Listening to my children is very important, especially when it is time for me to go to timeout. I’m not sure when it was within the last several months, but my youngest didn’t break eye contact when she looked up at me and said, “Papa, yooooou in timeout!” “Me?” I thought and asked, “What did I do?” with a grin followed by some hugs with, “Oh, you are angry with Papa, aren’t you?” She confirmed, “Yes – Yooooou in timeout! I’m angry.”
I love the fact that my two daughters, especially the youngest, can express themselves (It isn’t in the genes and takes a lot of reinforcement to get here). When she sent me to time out, rather than get stuck in a battle, I changed course and we took some time out together to chat. It took about thirty seconds for my little one to say she didn’t like sitting alone. Thus, a new plan was needed. From that little chat, I adopted and modified the successful system, Positive Parenting with a Plan (www.Family-Rules.com), taught by Matthew A. Johnson (I came to know of this system through a seminar I attended).

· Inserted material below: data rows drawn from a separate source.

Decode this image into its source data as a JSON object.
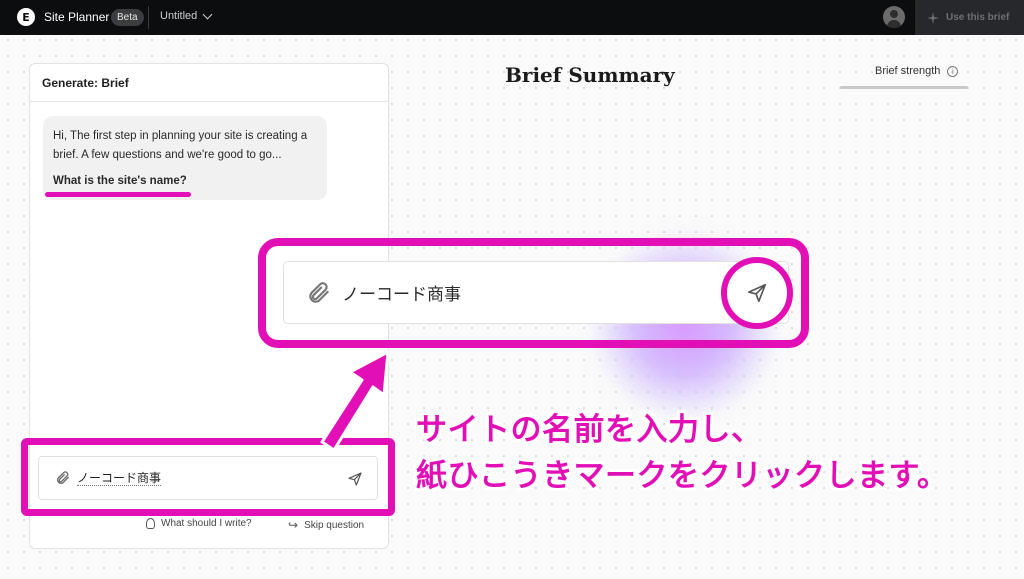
{
  "topbar": {
    "logo_text": "E",
    "app_title": "Site Planner",
    "badge": "Beta",
    "document_title": "Untitled",
    "use_brief_label": "Use this brief"
  },
  "left_panel": {
    "header": "Generate: Brief",
    "message_intro": "Hi, The first step in planning your site is creating a brief. A few questions and we're good to go...",
    "message_question": "What is the site's name?",
    "input_value": "ノーコード商事",
    "hint_write": "What should I write?",
    "hint_skip": "Skip question"
  },
  "summary": {
    "title": "Brief Summary",
    "strength_label": "Brief strength",
    "strength_level": 0.0
  },
  "zoom_callout": {
    "input_value": "ノーコード商事"
  },
  "annotation": {
    "line1": "サイトの名前を入力し、",
    "line2": "紙ひこうきマークをクリックします。"
  },
  "colors": {
    "highlight": "#e20fb7",
    "topbar_bg": "#0c0d0e"
  },
  "icons": [
    "elementor-logo-icon",
    "chevron-down-icon",
    "user-avatar-icon",
    "sparkle-icon",
    "paperclip-icon",
    "send-icon",
    "lightbulb-icon",
    "skip-arrow-icon",
    "info-icon"
  ]
}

While the system is designed for an age group beyond the ages of own children (ages three and six), creative modification resulted in great success. For example, instead of “reward cards” (cited in the book, Positive Parenting with a Plan (Grades K-12): F.A.M.I.L.Y. Rules), I use "tokens" purchased from the local education store (e.g., www.aplusteaching.com). And, each child has her own Tupperware (approximately 3.5" x 3.5"), which each decorated to include smiley faces and flowers, etc. There is a third Tupperware with a sad face on it (which I took the liberty to draw myself). From there, I use a modified counting method of another author, Dr. Thomas Phelan of www.parentmagic.com: Yellow-1, Yellow-2 and Yellow-3 as warnings. The levy of a “fine” can happen on either Yellow-1, Yellow-2 or Yellow-3, thus capitalizing on the children not being able to predict the outcome, i.e., Will a fine happen on Yellow-1 or Yellow-3…. Do you feel lucky (insert your best impression of Clint Eastwood here without the ‘Punk’ part)? I use this “Yellow-1” method so my children are NOT traumatized through life whenever they hear anyone counting, or playing a game, as in Hide-and-Seek, or when they are adult business owners and counting the day’s receipts, 1 – 2 – 3 – etc. I wanted the counting to be so unique, they would likely not hear it again anywhere else and thus be free to enjoy numbers in any other situation.
The children earn tokens for things they do on their own, getting dressed fully (one token for socks, shoes, etc.). So, my three year old will likely cash in on 4-5 tokens before school. Also, she earns one token and much praise for going to the potty on her own spontaneously. More often times than not, I hear, “Papa, guess what? I went to the potty without telling you!” I always give praise, and sometimes a token, unless that is our specific agreement. For every 10 tokens, they earn a trip with Papa to yogurt, ice cream or the store to purchase of a coloring book, etc. For infractions, one or more tokens is (are) required to go back into the sad face Tupperware. When the infractions get personal, i.e. an attack from the upper bunk bed to the victim down below, then "I'm sorry" with handing one or more tokens over to the victim, which cures a lot of tears and results in big smiles (Of course, we insert, “Do you forgive me?” and “Yes, I do” followed by encouragement toward hugs depending on the severity of the transgression).
Who would of thought that listening to my three year old would result in constructing a plan to “shape” (I prefer this term over “discipline”) their behavior in positive ways? The children find great pleasure in counting how many tokens they each have, and by happenstance there is one gold token that made its way into the mix, which is very much sought after). After implementation of this plan, there has been about 1 to 3 timeouts (due to my learning curve).
That’s my story and I’m stick’n to it. Now, if you will excuse me, I have some tokens handout.